Published online Jun 1, 2004. doi: 10.3748/wjg.v10.i11.1612
Revised: December 4, 2003
Accepted: December 8, 2003
Published online: June 1, 2004
AIM: To investigate the modification of baculovirus vector and the feasibility of delivering exogenous genes into mammalian cells with the culture supernatant of Spodoptera frugiperta (Sf9) cells infected by recombinant baculoviruses.
METHODS: Two recombinant baculoviruses (BacV-CMV-EGFPA, BacV-CMV-EGFPB) containing CMV-EGFP expression cassette were constructed. HepG2 cells were directly incubated with the culture supernatant of Sf9 cells infected by recombinant baculoviruses, and reporter gene transfer and expression efficiencies were analyzed by flow cytometry (FCM). The optimal transduction conditions were investigated by FCM assay in HepG2 cells. Gene-transfer and expression efficiencies in HepG2 or CV1 cells by baculovirus vectors were compared with lipofectAMINE, recombinant retrovirus and vaccinia virus expression systems. Twenty different mammalian cell lines were used to investigate the feasibility of delivering exogenous genes into different mammalian cells with the culture supernatant of infected Sf9 cells.
RESULTS: CMV promoter could directly express reporter genes in Sf9 cells with a relatively low efficiency. Target cells incubated with the 1:1 diluted culture supernatant (moi = 50) for 12 h at 37 °C could achieve the highest transduction and expression efficiencies with least impairment to cell viability. Under similar conditions the baculovirus vector could achieve the highest gene-transfer and expression efficiency than lipofectAMINE, recombinant retrovirus and vaccinia virus expression systems. Most mammalian cell lines could be transduced with recombinant baculovirus. In primate adherent culture cells the recombinant baculovirus could arrive the highest infection and expression efficiencies, but it was not very satisfactory in the cell lines from mice and suspended culture cells.

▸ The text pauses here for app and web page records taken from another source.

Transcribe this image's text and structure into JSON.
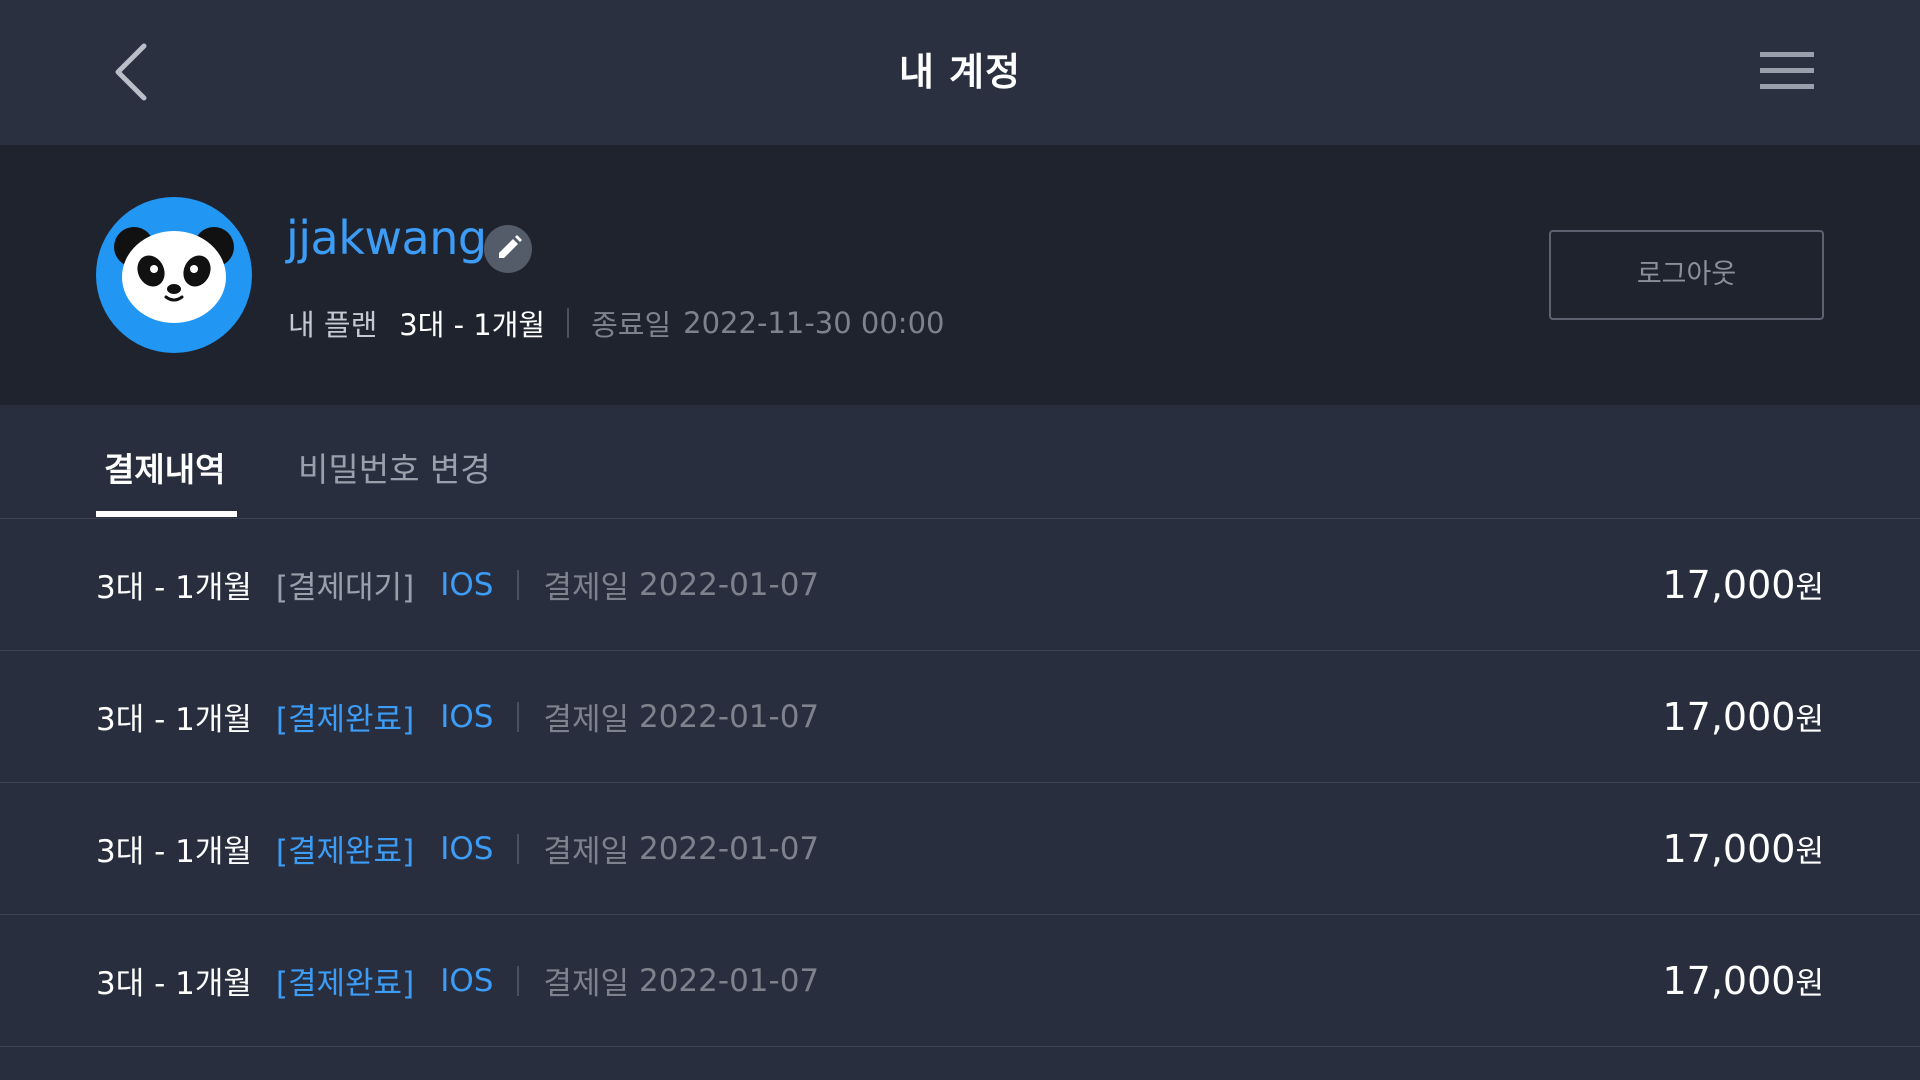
{
  "header": {
    "title": "내 계정"
  },
  "profile": {
    "username": "jjakwang",
    "plan_label": "내 플랜",
    "plan_value": "3대 - 1개월",
    "expiry_label": "종료일",
    "expiry_value": "2022-11-30 00:00",
    "logout_label": "로그아웃"
  },
  "tabs": [
    {
      "label": "결제내역",
      "active": true
    },
    {
      "label": "비밀번호 변경",
      "active": false
    }
  ],
  "payments": [
    {
      "plan": "3대 - 1개월",
      "status": "[결제대기]",
      "platform": "IOS",
      "date_label": "결제일",
      "date": "2022-01-07",
      "amount": "17,000",
      "unit": "원"
    },
    {
      "plan": "3대 - 1개월",
      "status": "[결제완료]",
      "platform": "IOS",
      "date_label": "결제일",
      "date": "2022-01-07",
      "amount": "17,000",
      "unit": "원"
    },
    {
      "plan": "3대 - 1개월",
      "status": "[결제완료]",
      "platform": "IOS",
      "date_label": "결제일",
      "date": "2022-01-07",
      "amount": "17,000",
      "unit": "원"
    },
    {
      "plan": "3대 - 1개월",
      "status": "[결제완료]",
      "platform": "IOS",
      "date_label": "결제일",
      "date": "2022-01-07",
      "amount": "17,000",
      "unit": "원"
    }
  ],
  "colors": {
    "background": "#282e3d",
    "profile_background": "#1f232d",
    "accent": "#3d9cf5",
    "avatar_background": "#2196f3"
  },
  "icons": {
    "back": "chevron-left-icon",
    "menu": "hamburger-menu-icon",
    "edit": "pencil-icon",
    "avatar": "panda-icon"
  }
}
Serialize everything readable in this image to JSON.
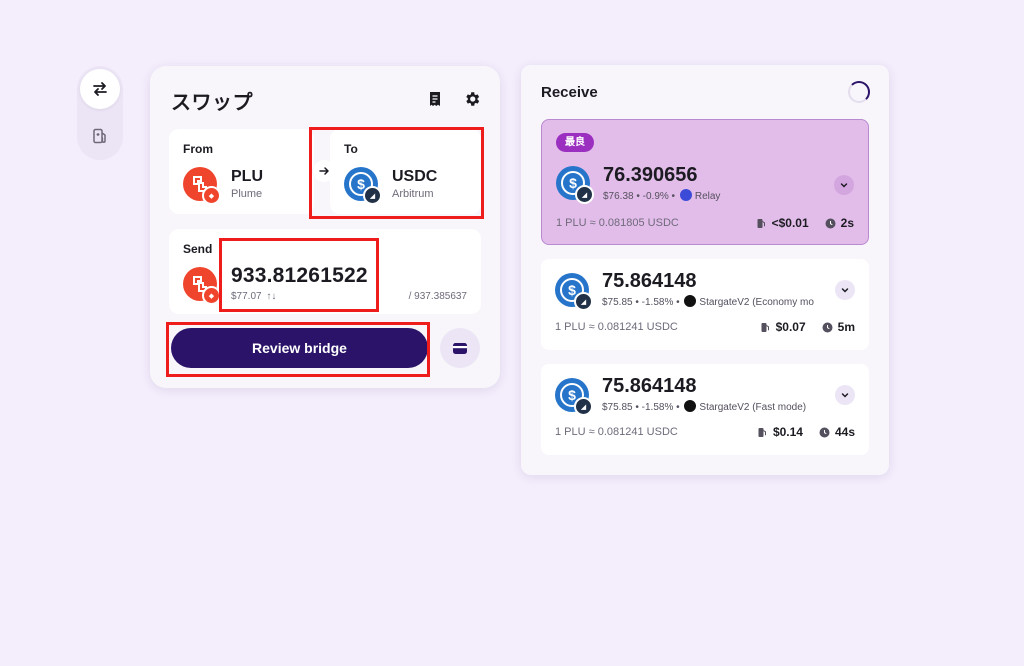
{
  "rail": {
    "items": [
      {
        "name": "swap",
        "active": true
      },
      {
        "name": "gas",
        "active": false
      }
    ]
  },
  "swap": {
    "title": "スワップ",
    "from": {
      "label": "From",
      "symbol": "PLU",
      "chain": "Plume"
    },
    "to": {
      "label": "To",
      "symbol": "USDC",
      "chain": "Arbitrum"
    },
    "send": {
      "label": "Send",
      "amount": "933.81261522",
      "usd": "$77.07",
      "swap_glyph": "↑↓",
      "balance": "/ 937.385637"
    },
    "review_button": "Review bridge"
  },
  "receive": {
    "title": "Receive",
    "quotes": [
      {
        "badge": "最良",
        "amount": "76.390656",
        "usd": "$76.38",
        "change": "-0.9%",
        "provider": "Relay",
        "rate": "1 PLU ≈ 0.081805 USDC",
        "fee": "<$0.01",
        "time": "2s",
        "best": true
      },
      {
        "amount": "75.864148",
        "usd": "$75.85",
        "change": "-1.58%",
        "provider": "StargateV2 (Economy mo",
        "rate": "1 PLU ≈ 0.081241 USDC",
        "fee": "$0.07",
        "time": "5m",
        "best": false
      },
      {
        "amount": "75.864148",
        "usd": "$75.85",
        "change": "-1.58%",
        "provider": "StargateV2 (Fast mode)",
        "rate": "1 PLU ≈ 0.081241 USDC",
        "fee": "$0.14",
        "time": "44s",
        "best": false
      }
    ]
  },
  "colors": {
    "background": "#f3edfc",
    "primary_button": "#2a1368",
    "best_quote": "#e2bdea",
    "best_badge": "#9b2fc0",
    "plume": "#f0452d",
    "usdc": "#2775ca",
    "highlight": "#ef1c1c"
  }
}
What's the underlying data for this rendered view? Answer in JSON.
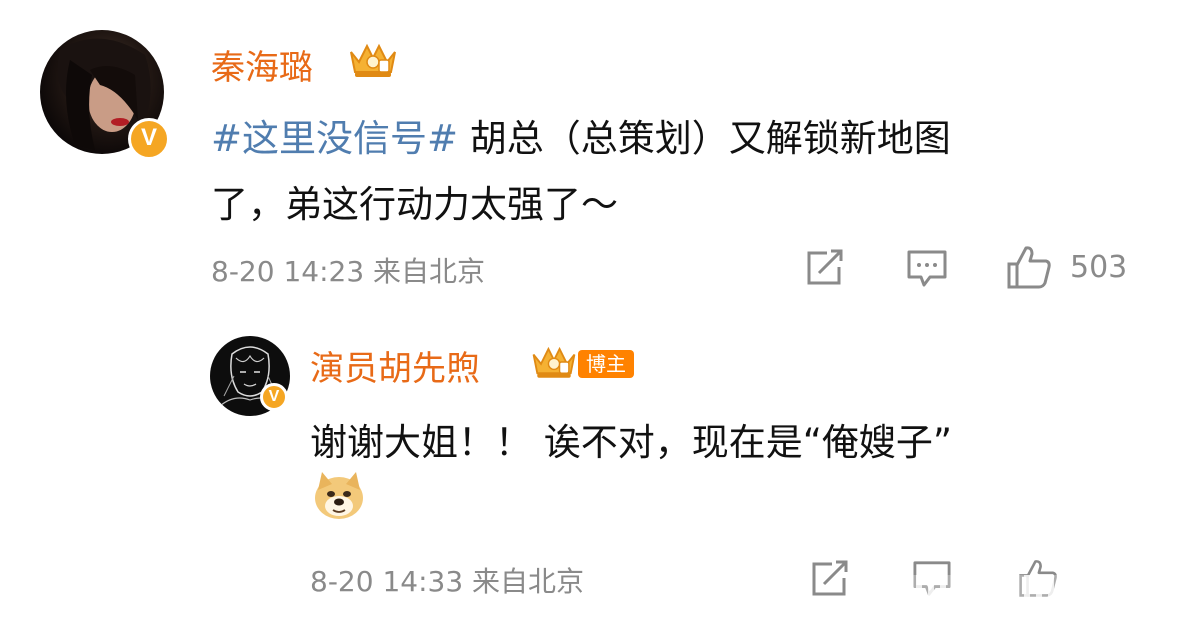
{
  "comment": {
    "author": "秦海璐",
    "hashtag": "#这里没信号#",
    "text_line1": " 胡总（总策划）又解锁新地图",
    "text_line2": "了，弟这行动力太强了～",
    "time": "8-20 14:23",
    "location": "来自北京",
    "like_count": "503",
    "verified_badge": "V",
    "icons": {
      "share": "share-icon",
      "comment": "comment-icon",
      "like": "thumbs-up-icon",
      "crown": "crown-vip-icon"
    }
  },
  "reply": {
    "author": "演员胡先煦",
    "blogger_label": "博主",
    "text": "谢谢大姐！！ 诶不对，现在是“俺嫂子”",
    "emoji": "doge-emoji",
    "time": "8-20 14:33",
    "location": "来自北京",
    "like_count": "",
    "verified_badge": "V"
  },
  "colors": {
    "name": "#e86a17",
    "hashtag": "#507daf",
    "meta": "#8a8a8a",
    "text": "#111111",
    "verified": "#f5a623",
    "blogger_badge": "#ff8200"
  }
}
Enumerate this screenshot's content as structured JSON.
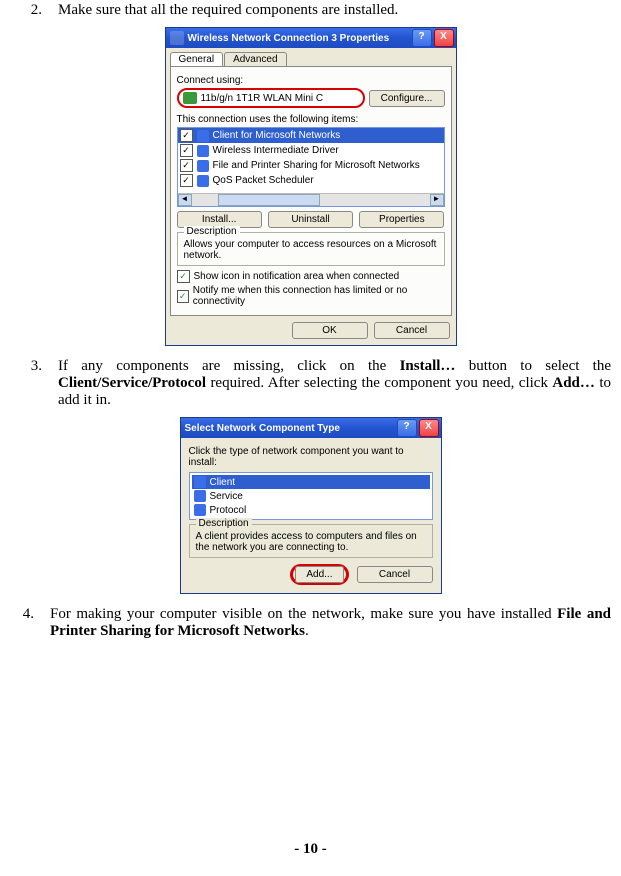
{
  "steps": {
    "s2": {
      "num": "2.",
      "text": "Make sure that all the required components are installed."
    },
    "s3": {
      "num": "3.",
      "pre": "If any components are missing, click on the ",
      "bold1": "Install…",
      "mid1": " button to select the ",
      "bold2": "Client/Service/Protocol",
      "mid2": " required. After selecting the component you need, click ",
      "bold3": "Add…",
      "post": " to add it in."
    },
    "s4": {
      "num": "4.",
      "pre": "For making your computer visible on the network, make sure you have installed ",
      "bold1": "File and Printer Sharing for Microsoft Networks",
      "post": "."
    }
  },
  "dlg1": {
    "title": "Wireless Network Connection 3 Properties",
    "tab_general": "General",
    "tab_advanced": "Advanced",
    "connect_using": "Connect using:",
    "adapter": "11b/g/n 1T1R WLAN Mini C",
    "configure": "Configure...",
    "uses_items": "This connection uses the following items:",
    "items": [
      "Client for Microsoft Networks",
      "Wireless Intermediate Driver",
      "File and Printer Sharing for Microsoft Networks",
      "QoS Packet Scheduler"
    ],
    "install": "Install...",
    "uninstall": "Uninstall",
    "properties": "Properties",
    "desc_label": "Description",
    "desc_text": "Allows your computer to access resources on a Microsoft network.",
    "show_icon": "Show icon in notification area when connected",
    "notify": "Notify me when this connection has limited or no connectivity",
    "ok": "OK",
    "cancel": "Cancel"
  },
  "dlg2": {
    "title": "Select Network Component Type",
    "instruction": "Click the type of network component you want to install:",
    "types": [
      "Client",
      "Service",
      "Protocol"
    ],
    "desc_label": "Description",
    "desc_text": "A client provides access to computers and files on the network you are connecting to.",
    "add": "Add...",
    "cancel": "Cancel"
  },
  "page_num": "- 10 -"
}
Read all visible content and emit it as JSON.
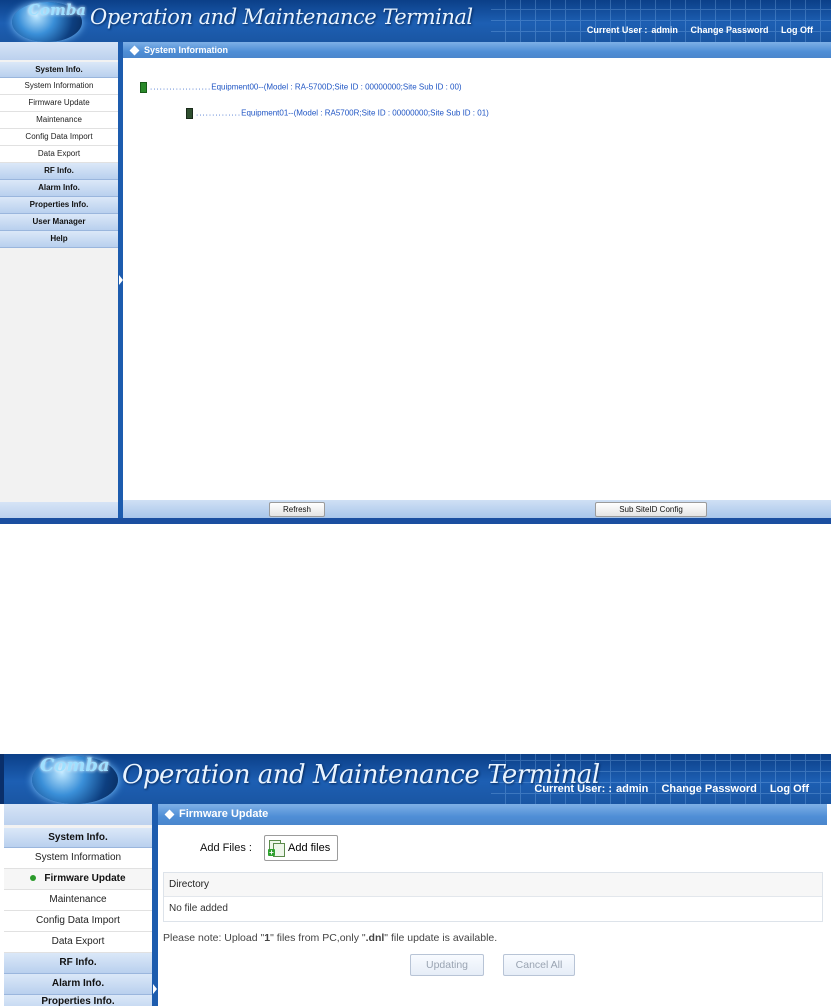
{
  "app": {
    "logo_text": "Comba",
    "title": "Operation and Maintenance Terminal",
    "current_user_label": "Current User :",
    "current_user_value": "admin",
    "change_password": "Change Password",
    "log_off": "Log Off"
  },
  "screen1": {
    "sidebar": {
      "sections": [
        {
          "label": "System Info.",
          "items": [
            "System Information",
            "Firmware Update",
            "Maintenance",
            "Config Data Import",
            "Data Export"
          ]
        },
        {
          "label": "RF Info."
        },
        {
          "label": "Alarm Info."
        },
        {
          "label": "Properties Info."
        },
        {
          "label": "User Manager"
        },
        {
          "label": "Help"
        }
      ]
    },
    "content_title": "System Information",
    "tree": [
      {
        "dots": "...................",
        "text": "Equipment00--(Model : RA-5700D;Site ID : 00000000;Site Sub ID : 00)"
      },
      {
        "dots": "..............",
        "text": "Equipment01--(Model : RA5700R;Site ID : 00000000;Site Sub ID : 01)"
      }
    ],
    "buttons": {
      "refresh": "Refresh",
      "sub_siteid_config": "Sub SiteID Config"
    }
  },
  "screen2": {
    "app": {
      "current_user_label": "Current User: :",
      "current_user_value": "admin"
    },
    "sidebar": {
      "sections": [
        {
          "label": "System Info.",
          "items": [
            "System Information",
            "Firmware Update",
            "Maintenance",
            "Config Data Import",
            "Data Export"
          ],
          "active_item": "Firmware Update"
        },
        {
          "label": "RF Info."
        },
        {
          "label": "Alarm Info."
        },
        {
          "label": "Properties Info."
        }
      ]
    },
    "content_title": "Firmware Update",
    "add_files_label": "Add Files :",
    "add_files_button": "Add files",
    "table": {
      "header": "Directory",
      "empty_text": "No file added"
    },
    "note": {
      "prefix": "Please note: Upload \"",
      "count": "1",
      "middle": "\" files from PC,only \"",
      "ext": ".dnl",
      "suffix": "\" file update is available."
    },
    "buttons": {
      "updating": "Updating",
      "cancel_all": "Cancel All"
    }
  }
}
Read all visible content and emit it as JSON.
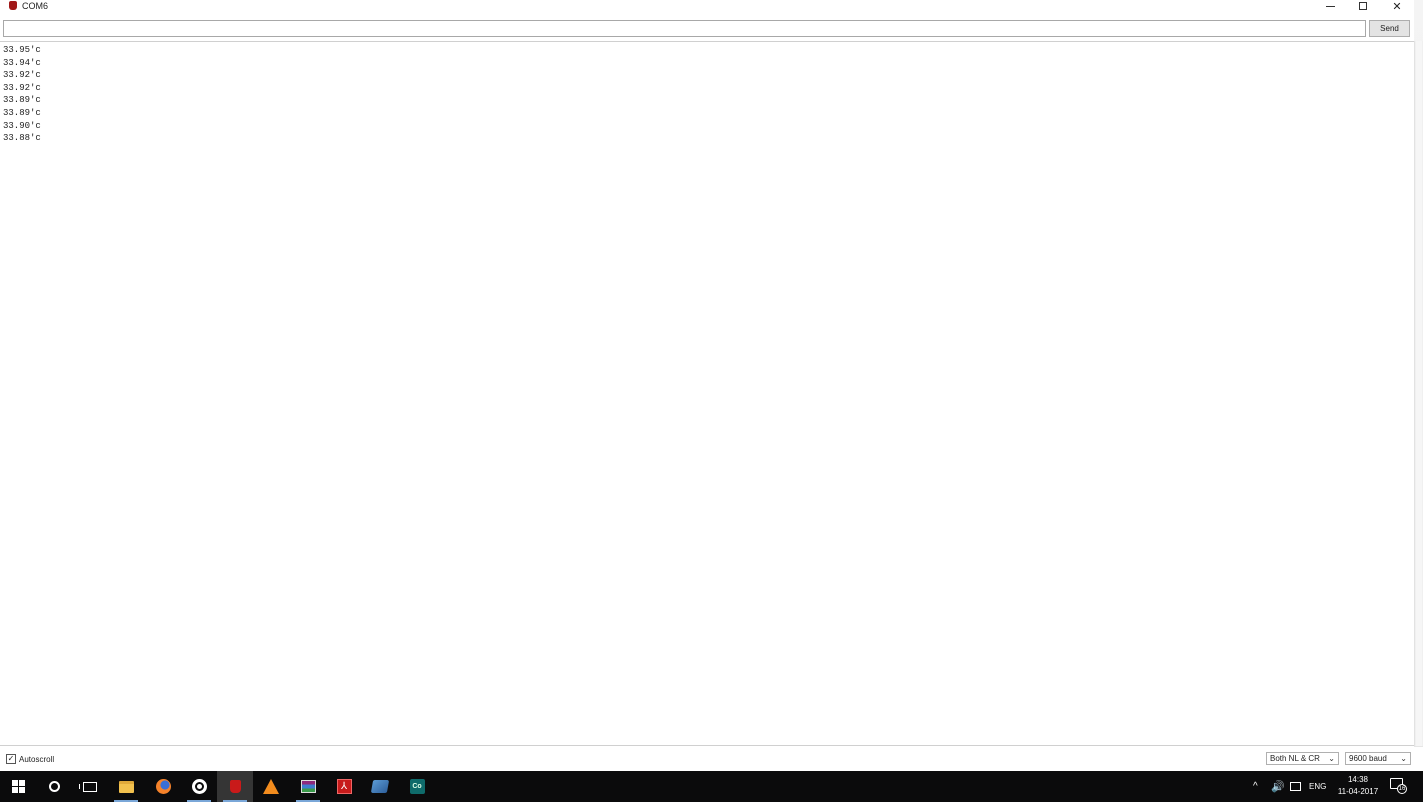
{
  "window": {
    "title": "COM6",
    "min_glyph": "",
    "max_glyph": "",
    "close_glyph": "✕"
  },
  "send_bar": {
    "input_value": "",
    "input_placeholder": "",
    "send_label": "Send"
  },
  "output": {
    "lines": [
      "33.95'c",
      "33.94'c",
      "33.92'c",
      "33.92'c",
      "33.89'c",
      "33.89'c",
      "33.90'c",
      "33.88'c"
    ]
  },
  "bottom_bar": {
    "autoscroll_label": "Autoscroll",
    "autoscroll_checked": true,
    "line_ending": "Both NL & CR",
    "baud_rate": "9600 baud"
  },
  "taskbar": {
    "apps": [
      {
        "name": "start-button",
        "icon": "windows-icon"
      },
      {
        "name": "search-button",
        "icon": "cortana-icon"
      },
      {
        "name": "task-view-button",
        "icon": "task-view-icon"
      },
      {
        "name": "file-explorer",
        "icon": "folder-icon"
      },
      {
        "name": "firefox",
        "icon": "firefox-icon"
      },
      {
        "name": "browser",
        "icon": "chrome-icon"
      },
      {
        "name": "arduino-app",
        "icon": "red-app-icon",
        "active": true
      },
      {
        "name": "vlc",
        "icon": "vlc-icon"
      },
      {
        "name": "winrar",
        "icon": "winrar-icon"
      },
      {
        "name": "acrobat",
        "icon": "acrobat-icon"
      },
      {
        "name": "network-app",
        "icon": "network-app-icon"
      },
      {
        "name": "co-app",
        "icon": "co-app-icon",
        "label": "Co"
      }
    ],
    "tray": {
      "chevron": "^",
      "volume": "🔊",
      "lang": "ENG",
      "time": "14:38",
      "date": "11-04-2017",
      "notification_count": "16"
    },
    "colors": {
      "background": "#0b0b0c",
      "active": "#353535",
      "accent": "#7aa7d8"
    }
  }
}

CONCLUSION: Mammalian cells incubated with the culture supernatant of infected Sf9 cells could serve as a very convenient way for rapid and efficient expression of foreign genes in mammalian cells, but it might be more suitable for primate adherent culture cells.